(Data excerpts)
=== Section Start ===
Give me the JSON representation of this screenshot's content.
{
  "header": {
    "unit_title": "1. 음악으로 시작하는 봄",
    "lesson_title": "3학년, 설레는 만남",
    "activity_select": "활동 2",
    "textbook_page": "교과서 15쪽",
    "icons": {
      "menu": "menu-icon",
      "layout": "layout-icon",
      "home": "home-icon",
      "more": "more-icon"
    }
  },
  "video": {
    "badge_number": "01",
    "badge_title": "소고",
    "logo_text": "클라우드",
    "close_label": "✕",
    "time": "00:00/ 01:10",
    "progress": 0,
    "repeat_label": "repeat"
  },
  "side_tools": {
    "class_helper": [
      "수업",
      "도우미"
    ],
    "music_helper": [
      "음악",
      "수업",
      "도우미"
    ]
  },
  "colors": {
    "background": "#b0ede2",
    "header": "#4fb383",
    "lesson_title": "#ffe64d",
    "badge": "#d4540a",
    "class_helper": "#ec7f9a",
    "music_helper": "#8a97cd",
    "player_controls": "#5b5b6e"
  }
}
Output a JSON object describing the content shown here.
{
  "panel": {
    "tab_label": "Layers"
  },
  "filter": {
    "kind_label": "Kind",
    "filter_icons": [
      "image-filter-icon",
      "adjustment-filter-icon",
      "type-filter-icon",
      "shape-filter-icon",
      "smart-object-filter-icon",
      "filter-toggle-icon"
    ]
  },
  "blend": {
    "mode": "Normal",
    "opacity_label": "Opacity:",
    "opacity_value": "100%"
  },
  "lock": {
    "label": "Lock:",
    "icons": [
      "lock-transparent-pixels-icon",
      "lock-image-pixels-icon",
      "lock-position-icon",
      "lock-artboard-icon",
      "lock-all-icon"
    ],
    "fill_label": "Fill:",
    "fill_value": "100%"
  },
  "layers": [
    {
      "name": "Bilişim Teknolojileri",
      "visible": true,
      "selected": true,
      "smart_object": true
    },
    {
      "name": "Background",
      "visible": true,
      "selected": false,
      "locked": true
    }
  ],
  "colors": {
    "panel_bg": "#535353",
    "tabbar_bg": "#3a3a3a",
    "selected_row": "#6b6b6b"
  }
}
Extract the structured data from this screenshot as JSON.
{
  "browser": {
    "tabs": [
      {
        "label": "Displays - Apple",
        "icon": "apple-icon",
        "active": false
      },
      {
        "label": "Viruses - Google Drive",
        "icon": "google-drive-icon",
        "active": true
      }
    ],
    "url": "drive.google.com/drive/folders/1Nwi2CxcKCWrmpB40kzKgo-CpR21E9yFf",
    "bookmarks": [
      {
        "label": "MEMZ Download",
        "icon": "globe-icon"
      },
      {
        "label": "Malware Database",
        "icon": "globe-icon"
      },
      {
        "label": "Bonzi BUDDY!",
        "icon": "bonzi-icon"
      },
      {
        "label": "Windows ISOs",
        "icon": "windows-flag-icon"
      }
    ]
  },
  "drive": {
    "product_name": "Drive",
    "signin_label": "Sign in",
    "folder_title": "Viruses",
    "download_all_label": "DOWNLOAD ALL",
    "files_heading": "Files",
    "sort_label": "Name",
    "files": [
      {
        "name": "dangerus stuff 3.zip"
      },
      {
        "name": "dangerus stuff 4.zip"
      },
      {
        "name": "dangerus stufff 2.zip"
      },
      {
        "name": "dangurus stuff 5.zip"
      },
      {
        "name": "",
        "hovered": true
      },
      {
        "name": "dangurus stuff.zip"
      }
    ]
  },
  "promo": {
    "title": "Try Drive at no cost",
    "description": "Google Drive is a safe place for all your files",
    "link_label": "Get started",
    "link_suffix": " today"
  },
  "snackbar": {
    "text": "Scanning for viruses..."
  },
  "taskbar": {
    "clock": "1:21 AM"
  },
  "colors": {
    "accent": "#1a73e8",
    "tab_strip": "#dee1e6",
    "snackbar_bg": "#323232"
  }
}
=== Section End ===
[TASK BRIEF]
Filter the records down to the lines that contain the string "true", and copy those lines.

[REPLY]
      "visible": true,
      "selected": true,
      "smart_object": true
      "visible": true,
      "locked": true
        "active": true
        "hovered": true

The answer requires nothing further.